Decoding the Appraisal ProcessOne's home purchase can be the most important transaction many people might ever encounter. It doesn't matter if it's where you raise your family, a seasonal vacation home or one of many rentals, the purchase of real property is a detailed transaction that requires multiple people working in concert to make it all happen.
Practically all the participants are very familiar. The real estate agent is the most familiar entity in the transaction. Then, the lender provides the money needed to fund the exchange. Ensuring all areas of the transaction are completed and that a clear title passes to the buyer from the seller is the title company.
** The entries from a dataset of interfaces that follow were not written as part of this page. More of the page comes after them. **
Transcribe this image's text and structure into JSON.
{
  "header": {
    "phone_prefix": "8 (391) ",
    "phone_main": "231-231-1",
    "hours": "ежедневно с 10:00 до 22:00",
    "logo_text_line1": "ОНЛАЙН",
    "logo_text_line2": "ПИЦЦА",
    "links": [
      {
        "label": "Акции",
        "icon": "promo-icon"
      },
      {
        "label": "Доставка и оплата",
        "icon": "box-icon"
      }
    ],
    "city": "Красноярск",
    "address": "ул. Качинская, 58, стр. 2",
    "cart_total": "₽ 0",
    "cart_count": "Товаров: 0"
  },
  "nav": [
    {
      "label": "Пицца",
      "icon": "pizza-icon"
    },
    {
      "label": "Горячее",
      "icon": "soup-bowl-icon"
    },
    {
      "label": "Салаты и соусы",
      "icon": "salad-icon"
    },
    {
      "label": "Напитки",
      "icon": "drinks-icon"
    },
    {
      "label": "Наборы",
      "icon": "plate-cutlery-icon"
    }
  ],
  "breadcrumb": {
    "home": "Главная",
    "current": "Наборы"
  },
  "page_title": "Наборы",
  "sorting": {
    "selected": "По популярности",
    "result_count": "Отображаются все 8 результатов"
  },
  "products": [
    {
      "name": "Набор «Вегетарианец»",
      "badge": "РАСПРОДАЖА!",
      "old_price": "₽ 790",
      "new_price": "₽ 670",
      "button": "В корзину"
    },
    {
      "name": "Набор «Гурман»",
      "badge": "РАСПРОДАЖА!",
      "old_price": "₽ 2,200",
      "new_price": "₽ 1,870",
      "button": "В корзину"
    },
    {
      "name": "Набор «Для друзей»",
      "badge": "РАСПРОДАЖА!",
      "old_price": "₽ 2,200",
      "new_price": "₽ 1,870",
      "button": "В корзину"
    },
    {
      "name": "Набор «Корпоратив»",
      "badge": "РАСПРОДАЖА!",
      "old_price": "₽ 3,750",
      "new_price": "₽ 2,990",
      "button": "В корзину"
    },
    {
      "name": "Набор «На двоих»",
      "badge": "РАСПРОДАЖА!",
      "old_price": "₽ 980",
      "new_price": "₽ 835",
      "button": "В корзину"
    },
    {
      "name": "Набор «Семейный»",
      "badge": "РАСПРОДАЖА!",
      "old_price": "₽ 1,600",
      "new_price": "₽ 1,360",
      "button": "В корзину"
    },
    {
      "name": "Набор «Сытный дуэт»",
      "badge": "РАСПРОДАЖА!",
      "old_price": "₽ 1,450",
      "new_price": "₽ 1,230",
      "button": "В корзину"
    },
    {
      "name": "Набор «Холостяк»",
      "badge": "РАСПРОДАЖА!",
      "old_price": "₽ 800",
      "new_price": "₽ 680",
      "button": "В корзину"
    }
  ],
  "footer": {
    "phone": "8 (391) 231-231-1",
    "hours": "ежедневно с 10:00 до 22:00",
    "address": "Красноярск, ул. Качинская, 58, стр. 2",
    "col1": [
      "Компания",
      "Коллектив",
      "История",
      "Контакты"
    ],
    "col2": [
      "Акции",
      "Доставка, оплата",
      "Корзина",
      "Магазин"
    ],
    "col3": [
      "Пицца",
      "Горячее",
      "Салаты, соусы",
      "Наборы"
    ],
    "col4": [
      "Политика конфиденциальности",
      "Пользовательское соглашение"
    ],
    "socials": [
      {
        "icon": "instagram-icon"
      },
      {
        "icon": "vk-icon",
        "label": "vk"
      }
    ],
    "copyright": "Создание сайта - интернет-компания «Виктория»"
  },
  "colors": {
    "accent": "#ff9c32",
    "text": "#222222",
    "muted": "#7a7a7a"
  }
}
So who's responsible for making sure the property is consistent with the amount being paid? This is where the appraiser comes in. We provide an unbiased opinion of what a buyer might expect to pay - or a seller receive - for a property, where both buyer and seller are informed parties. A professional Florida licensed appraiser from Pedro Rubio (321) 217- 2268 will ensure you as an interested party are informed.
The inspection is where an appraisal beginsOur first responsibility at Pedro Rubio (321) 217- 2268 is to inspect the property to ascertain its true status. We must actually see aspects of the property, such as the number of bedrooms and bathrooms, the location, living areas, etc., to ensure they really exist and are in the condition a reasonable person would expect them to be. The inspection often includes a sketch of the house, ensuring the square footage is correct and conveying the layout of the property. Most importantly, the appraiser identifies any obvious amenities - or defects - that would have an impact on the value of the house.
After the inspection, an appraiser employs two or three approaches when determining the value of real property: a sales comparison, a replacement cost calculation, and an income approach when rental properties are prevalent.
Replacement CostThis is where we gather information on local construction costs, the cost of labor and other factors to derive how much it would cost to build a property similar to the one being appraised. This estimate usually sets the maximum on what a property would sell for. The cost approach is also the least used method.
Analyzing Comparable SalesAppraisers can tell you a lot about the neighborhoods in which they work. We thoroughly understand the value of certain features to the homeowners of that area. Then, the appraiser researches recent sales in the vicinity and finds properties which are 'comparable' to the property being appraised. Using knowledge of the value of certain items such as square footage, additional bathrooms, hardwood floors, fireplaces or view lots (just to name a few), we adjust the comparable properties so that they more accurately portray the features of subject property.
Valuation Using the Income ApproachA third way of valuing a house is sometimes applied when a neighborhood has a reasonable number of rental properties. In this situation, the amount of income the real estate yields is factored in with income produced by neighboring properties to determine the current value.
The Bottom LineExamining the data from all applicable approaches, the appraiser is then ready to document an estimated market value for the subject property. The estimate of value on the appraisal report is not necessarily what's being paid for the property even though it is likely the best indication of a property's market value It's not uncommon for prices to be driven up or down by extenuating circumstances like the motivation or urgency of a seller or 'bidding wars'. Regardless, the appraised value is typically employed as a guideline for lenders who don't want to loan a buyer more money than the property would likely sell for in an open marketplace. The bottom line is: An appraiser from Pedro Rubio (321) 217- 2268 will guarantee you discover the most accurate property value, so you can make wise real estate decisions.